_SUPPLIED INFORMATION:_
_ _ _ _ _

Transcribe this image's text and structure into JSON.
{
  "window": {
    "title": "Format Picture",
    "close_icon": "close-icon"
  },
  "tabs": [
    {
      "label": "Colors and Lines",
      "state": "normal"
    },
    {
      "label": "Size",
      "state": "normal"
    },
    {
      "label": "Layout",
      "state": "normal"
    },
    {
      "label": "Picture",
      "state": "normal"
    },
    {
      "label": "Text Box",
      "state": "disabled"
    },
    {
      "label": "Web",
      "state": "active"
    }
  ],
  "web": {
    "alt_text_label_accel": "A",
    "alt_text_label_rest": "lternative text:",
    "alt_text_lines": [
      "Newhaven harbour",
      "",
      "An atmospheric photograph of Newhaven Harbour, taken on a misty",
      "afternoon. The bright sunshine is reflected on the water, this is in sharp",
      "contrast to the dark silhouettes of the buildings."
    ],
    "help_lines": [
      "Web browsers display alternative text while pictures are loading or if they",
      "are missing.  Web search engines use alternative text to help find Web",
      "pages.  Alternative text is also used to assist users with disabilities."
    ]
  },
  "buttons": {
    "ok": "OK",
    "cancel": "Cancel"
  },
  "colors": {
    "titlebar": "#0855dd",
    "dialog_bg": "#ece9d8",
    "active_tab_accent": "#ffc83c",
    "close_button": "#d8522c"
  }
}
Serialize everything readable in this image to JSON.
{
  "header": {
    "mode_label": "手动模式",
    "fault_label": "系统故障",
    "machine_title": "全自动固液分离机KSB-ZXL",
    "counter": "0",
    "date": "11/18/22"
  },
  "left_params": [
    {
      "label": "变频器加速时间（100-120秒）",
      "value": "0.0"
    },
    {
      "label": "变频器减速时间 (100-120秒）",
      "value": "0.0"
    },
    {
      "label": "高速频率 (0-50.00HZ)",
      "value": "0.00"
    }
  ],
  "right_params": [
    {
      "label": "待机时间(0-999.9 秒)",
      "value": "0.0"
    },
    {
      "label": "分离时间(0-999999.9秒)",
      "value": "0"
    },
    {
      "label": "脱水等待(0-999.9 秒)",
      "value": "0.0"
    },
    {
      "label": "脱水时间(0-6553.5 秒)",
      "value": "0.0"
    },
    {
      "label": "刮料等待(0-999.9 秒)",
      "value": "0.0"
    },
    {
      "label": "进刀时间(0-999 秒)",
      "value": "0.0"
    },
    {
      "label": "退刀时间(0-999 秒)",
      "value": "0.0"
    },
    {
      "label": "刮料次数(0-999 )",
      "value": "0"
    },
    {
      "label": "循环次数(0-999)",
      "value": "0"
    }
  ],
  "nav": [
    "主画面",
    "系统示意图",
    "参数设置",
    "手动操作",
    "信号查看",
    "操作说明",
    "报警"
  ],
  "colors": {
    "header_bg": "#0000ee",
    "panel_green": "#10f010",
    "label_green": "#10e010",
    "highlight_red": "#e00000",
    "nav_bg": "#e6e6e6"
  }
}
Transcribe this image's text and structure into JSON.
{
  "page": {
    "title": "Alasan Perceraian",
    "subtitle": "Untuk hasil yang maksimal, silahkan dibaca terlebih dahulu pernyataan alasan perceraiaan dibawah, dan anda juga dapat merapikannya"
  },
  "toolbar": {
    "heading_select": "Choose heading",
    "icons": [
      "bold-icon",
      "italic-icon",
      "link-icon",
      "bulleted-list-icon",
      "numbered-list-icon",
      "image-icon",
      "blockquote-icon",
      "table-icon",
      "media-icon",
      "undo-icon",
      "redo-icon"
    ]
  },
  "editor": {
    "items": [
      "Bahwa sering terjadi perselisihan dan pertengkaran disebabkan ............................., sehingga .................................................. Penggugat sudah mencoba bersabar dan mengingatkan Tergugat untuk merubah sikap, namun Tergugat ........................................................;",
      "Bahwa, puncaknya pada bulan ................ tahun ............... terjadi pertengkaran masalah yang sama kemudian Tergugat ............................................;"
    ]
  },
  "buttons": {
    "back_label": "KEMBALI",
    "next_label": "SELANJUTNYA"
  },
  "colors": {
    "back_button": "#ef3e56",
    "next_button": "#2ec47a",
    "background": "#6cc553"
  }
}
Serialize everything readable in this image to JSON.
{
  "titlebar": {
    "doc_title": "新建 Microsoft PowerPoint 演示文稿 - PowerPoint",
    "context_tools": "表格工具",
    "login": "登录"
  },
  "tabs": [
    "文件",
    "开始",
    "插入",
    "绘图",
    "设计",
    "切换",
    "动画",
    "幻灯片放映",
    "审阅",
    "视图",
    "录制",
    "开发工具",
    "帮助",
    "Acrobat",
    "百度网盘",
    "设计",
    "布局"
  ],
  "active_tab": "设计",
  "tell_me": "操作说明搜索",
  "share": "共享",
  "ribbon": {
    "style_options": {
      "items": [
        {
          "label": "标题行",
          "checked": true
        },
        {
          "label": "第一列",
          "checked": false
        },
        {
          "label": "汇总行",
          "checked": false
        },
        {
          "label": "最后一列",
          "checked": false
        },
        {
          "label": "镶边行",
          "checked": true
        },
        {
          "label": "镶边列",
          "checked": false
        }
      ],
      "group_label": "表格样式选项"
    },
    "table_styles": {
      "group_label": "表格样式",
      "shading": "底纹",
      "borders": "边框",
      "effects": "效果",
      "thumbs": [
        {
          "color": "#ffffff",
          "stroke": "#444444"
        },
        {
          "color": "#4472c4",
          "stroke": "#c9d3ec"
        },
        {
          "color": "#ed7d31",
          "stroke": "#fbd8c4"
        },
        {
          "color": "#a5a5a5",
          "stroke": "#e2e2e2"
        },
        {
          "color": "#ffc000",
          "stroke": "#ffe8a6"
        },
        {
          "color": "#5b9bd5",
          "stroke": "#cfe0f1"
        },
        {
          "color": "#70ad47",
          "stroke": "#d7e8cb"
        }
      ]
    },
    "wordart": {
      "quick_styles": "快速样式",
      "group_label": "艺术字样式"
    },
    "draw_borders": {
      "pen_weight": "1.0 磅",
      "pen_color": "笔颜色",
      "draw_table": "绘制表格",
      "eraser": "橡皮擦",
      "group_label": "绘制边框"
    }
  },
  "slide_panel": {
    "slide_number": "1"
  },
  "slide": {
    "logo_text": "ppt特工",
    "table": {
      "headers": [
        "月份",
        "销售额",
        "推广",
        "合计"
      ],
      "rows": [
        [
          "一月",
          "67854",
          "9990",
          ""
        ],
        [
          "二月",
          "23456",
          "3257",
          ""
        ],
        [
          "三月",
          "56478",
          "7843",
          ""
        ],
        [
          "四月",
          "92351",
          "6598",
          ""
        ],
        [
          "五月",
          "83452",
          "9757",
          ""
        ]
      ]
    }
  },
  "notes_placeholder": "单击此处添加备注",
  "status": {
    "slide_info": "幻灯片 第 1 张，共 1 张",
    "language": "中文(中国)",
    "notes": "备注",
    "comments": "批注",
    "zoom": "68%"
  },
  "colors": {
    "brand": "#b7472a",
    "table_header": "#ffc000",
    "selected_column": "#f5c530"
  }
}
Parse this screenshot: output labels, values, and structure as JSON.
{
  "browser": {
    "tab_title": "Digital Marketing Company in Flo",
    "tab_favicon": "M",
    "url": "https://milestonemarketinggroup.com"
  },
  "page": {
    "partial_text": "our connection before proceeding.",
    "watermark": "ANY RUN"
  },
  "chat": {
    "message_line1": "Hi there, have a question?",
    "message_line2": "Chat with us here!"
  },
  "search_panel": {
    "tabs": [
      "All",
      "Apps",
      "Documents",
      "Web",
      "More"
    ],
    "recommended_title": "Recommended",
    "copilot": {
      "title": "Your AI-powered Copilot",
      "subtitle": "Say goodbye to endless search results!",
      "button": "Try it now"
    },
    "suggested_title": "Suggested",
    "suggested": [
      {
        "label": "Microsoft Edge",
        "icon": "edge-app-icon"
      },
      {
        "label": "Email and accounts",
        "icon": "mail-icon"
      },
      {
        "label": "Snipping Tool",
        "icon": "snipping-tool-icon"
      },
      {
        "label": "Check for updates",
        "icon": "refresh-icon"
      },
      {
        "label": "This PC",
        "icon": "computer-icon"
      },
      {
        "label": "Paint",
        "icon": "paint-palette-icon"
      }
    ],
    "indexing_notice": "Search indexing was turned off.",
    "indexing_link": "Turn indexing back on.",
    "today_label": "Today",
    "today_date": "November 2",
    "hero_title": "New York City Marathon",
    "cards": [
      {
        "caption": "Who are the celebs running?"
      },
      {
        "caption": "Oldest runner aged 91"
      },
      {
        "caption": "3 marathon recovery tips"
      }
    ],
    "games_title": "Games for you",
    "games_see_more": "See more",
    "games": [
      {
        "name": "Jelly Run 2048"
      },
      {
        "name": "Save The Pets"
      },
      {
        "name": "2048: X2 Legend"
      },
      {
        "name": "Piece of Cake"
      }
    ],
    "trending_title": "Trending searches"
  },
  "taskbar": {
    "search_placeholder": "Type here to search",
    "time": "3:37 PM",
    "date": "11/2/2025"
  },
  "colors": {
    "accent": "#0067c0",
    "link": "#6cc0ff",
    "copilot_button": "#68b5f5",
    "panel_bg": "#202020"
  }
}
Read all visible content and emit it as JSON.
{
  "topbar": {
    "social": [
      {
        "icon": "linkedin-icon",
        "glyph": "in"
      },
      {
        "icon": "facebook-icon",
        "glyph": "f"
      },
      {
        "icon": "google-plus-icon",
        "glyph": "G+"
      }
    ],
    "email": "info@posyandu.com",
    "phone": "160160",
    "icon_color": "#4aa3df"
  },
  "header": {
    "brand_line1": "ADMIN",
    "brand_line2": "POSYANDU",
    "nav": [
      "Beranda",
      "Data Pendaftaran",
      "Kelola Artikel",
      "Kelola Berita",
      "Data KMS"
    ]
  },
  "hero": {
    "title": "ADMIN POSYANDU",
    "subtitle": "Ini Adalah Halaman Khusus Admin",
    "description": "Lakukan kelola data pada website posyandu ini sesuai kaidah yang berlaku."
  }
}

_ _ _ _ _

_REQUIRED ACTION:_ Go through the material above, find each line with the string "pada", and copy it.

_COMPLETED EXERCISE:_
      "Bahwa, puncaknya pada bulan ................ tahun ............... terjadi pertengkaran masalah yang sama kemudian Tergugat ............................................;"
    "description": "Lakukan kelola data pada website posyandu ini sesuai kaidah yang berlaku."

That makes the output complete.